Last, but definitely not least, one more important thing for you to know: HOW to dive! Wilken demonstrates the basics of breathing surface-supplied air, important underwater communication signals and putting on a dry suit (designed to keep you dry while underwater). No experience is necessary, just some good listening skills!

Wilken and her team help you and your family put on your dry suits right over your street clothes (face coverings still on, please!).

“You probably won’t get wet under the suit, but no promises!”

One by one, the dive experts ask you to switch out your face mask for a regulator (a kind of dive mask!) and guide you into the underwater cage.
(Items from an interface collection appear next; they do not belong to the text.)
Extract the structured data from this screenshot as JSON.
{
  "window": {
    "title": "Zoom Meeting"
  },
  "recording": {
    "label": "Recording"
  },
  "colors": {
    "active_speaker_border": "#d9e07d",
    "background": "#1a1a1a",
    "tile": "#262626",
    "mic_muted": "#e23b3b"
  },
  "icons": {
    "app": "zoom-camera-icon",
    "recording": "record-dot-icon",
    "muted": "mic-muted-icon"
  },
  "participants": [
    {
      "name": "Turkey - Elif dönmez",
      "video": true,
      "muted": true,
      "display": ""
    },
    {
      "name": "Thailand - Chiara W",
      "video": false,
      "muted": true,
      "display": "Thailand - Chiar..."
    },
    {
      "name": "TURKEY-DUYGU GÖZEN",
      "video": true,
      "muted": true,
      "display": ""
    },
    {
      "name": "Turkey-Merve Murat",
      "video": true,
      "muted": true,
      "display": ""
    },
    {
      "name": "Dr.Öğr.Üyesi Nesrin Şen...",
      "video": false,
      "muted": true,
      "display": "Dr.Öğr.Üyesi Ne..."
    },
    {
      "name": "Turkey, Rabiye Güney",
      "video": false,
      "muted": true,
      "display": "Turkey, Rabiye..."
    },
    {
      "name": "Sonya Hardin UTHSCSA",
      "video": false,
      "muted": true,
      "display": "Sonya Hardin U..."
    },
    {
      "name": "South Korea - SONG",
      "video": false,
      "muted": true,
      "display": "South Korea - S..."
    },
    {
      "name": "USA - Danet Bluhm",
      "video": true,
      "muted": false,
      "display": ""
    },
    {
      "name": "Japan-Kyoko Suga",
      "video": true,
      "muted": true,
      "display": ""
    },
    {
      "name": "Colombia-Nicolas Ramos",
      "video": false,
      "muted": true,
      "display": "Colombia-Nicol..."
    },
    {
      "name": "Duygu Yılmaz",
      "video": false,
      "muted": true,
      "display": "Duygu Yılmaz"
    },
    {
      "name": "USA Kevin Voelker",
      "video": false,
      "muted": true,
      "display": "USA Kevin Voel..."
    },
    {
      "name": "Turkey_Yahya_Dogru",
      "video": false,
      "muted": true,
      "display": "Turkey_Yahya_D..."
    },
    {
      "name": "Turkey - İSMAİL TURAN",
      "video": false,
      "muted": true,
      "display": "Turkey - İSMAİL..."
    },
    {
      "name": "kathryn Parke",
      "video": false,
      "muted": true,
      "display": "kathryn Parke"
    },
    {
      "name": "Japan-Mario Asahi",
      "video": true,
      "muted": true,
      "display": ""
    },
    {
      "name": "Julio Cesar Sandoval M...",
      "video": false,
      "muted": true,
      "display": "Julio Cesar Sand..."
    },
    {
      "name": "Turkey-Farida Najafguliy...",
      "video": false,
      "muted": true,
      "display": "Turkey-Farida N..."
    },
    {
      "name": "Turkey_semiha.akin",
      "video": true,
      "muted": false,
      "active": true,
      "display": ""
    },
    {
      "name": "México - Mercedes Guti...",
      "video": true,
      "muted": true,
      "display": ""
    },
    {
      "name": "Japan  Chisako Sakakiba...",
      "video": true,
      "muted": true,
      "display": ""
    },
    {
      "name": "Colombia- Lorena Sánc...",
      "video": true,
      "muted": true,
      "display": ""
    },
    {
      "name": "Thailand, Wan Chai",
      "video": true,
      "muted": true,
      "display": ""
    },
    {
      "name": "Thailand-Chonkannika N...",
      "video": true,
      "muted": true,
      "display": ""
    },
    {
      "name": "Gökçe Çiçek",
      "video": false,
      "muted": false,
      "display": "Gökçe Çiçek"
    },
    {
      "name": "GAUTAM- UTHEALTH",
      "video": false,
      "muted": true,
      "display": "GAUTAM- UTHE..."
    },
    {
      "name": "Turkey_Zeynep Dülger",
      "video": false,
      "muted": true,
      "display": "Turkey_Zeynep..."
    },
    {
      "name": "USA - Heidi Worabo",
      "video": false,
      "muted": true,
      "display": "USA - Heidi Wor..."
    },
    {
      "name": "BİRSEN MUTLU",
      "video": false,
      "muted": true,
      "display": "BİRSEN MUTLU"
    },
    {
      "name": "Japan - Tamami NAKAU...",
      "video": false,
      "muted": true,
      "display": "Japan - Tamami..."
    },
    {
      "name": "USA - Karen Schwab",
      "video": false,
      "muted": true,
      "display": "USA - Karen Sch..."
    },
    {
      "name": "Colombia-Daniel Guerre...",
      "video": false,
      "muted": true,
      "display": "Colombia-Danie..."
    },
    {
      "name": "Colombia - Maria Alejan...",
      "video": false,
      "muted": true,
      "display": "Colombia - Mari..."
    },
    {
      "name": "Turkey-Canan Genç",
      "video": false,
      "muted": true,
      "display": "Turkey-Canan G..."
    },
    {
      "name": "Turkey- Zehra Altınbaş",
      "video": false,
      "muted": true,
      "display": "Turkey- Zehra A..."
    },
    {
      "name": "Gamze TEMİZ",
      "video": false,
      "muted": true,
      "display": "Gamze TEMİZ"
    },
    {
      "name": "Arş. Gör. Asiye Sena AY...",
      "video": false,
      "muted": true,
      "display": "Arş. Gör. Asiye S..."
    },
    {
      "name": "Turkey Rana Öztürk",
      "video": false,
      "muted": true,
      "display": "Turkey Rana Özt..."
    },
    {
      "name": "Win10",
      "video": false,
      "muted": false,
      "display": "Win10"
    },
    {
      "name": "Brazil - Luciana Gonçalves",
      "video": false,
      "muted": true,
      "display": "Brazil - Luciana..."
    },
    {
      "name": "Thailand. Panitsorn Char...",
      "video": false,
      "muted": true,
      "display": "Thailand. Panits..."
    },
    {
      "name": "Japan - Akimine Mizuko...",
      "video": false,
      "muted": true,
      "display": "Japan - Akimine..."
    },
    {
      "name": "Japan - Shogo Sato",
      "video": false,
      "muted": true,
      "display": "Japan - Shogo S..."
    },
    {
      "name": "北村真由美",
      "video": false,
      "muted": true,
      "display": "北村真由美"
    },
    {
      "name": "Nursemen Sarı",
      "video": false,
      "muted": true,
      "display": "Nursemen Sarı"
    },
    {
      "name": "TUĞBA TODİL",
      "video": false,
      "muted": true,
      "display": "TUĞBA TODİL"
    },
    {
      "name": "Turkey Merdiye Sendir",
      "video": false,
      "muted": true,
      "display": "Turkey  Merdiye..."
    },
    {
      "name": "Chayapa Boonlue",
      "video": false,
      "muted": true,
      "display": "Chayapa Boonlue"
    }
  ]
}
The water is a comfy 74 degrees!

For the next 20 minutes, it’s just you, your family, one of our dive experts and the steady sound of your breathing underwater as you watch sharks and fish glide right past you.

“I spotted a nurse shark!”

“Did you see how close that zebra shark came to us?!”

“I actually felt relaxed underwater!”

The excitement and stories will last a lifetime.

After your dive, you’ll dry your face and hair (please bring your own towel) and be asked to sign a pledge to save sharks. You’ll be one of thousands who have participated in this innovative program since it began in 2013, agreeing to make the world a safer place for all sharks. Then, the dive team will send you home with a gift to help you remember your experience: a flash drive with GoPro footage of your dive.

Eye-to-Eye shark dives are now open for booking as a household.

What are you waiting for? Start creating memories for your whole family today. Click here to book a shark dive.